Ancient Theatre at Epidauros
The theatre of Epidauros is the most perfectly preserved in Ancient Greece. Built in the 4th century BC, it seats 14,000 and is listed as a World Heritage site. The theatre draws thousands of visitors a year, who marvel at its architectural perfection, its beautiful natural setting and its stunning acoustics. The theatre is located on the grounds of the most sacred healing shrine of the ancient world.
You are free to walk about the ancient site unhindered, and visitors often take the opportunity to spontaneously perform in the open air theatre. On one visit I heard a monologue from Sophocles’ Antigone in German, an American gospel singer, and two sweet girls singing an English folk song. The crowd, scattered about the seats, applauded each performance, all under a deep blue sky and brilliant sunlight.
The theater is part of a shrine dedicated to the healing god Asclepius which predates the theater itself by about two centuries. Although the shrine also had an athletic stadium, a place of lodging and a temple to the god, the theater was the center of the site, both geographically and spiritually.

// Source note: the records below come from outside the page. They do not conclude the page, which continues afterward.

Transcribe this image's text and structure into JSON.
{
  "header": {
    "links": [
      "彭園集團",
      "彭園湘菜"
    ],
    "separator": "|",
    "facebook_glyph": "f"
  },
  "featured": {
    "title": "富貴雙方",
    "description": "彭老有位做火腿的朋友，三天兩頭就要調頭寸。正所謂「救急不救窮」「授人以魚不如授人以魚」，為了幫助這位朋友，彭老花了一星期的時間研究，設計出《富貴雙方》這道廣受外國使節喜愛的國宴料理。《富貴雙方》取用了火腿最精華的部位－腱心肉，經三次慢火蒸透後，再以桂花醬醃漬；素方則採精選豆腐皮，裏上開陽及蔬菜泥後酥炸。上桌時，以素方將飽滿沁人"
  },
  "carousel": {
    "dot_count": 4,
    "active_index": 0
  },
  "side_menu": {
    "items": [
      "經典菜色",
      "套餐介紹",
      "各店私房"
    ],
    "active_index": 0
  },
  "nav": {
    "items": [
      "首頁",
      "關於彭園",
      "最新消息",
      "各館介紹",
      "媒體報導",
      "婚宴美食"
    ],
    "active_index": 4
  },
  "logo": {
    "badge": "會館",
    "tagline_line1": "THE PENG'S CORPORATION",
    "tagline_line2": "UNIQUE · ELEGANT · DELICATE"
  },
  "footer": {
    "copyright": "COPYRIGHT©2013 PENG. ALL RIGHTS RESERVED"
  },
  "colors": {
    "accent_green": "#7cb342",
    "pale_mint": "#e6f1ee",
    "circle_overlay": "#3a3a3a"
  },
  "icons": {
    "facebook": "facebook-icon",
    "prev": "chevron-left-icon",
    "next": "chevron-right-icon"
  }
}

In our next few posts we will be exploring this ancient site and connections between theatre and healing in both Ancient Greece and today’s world.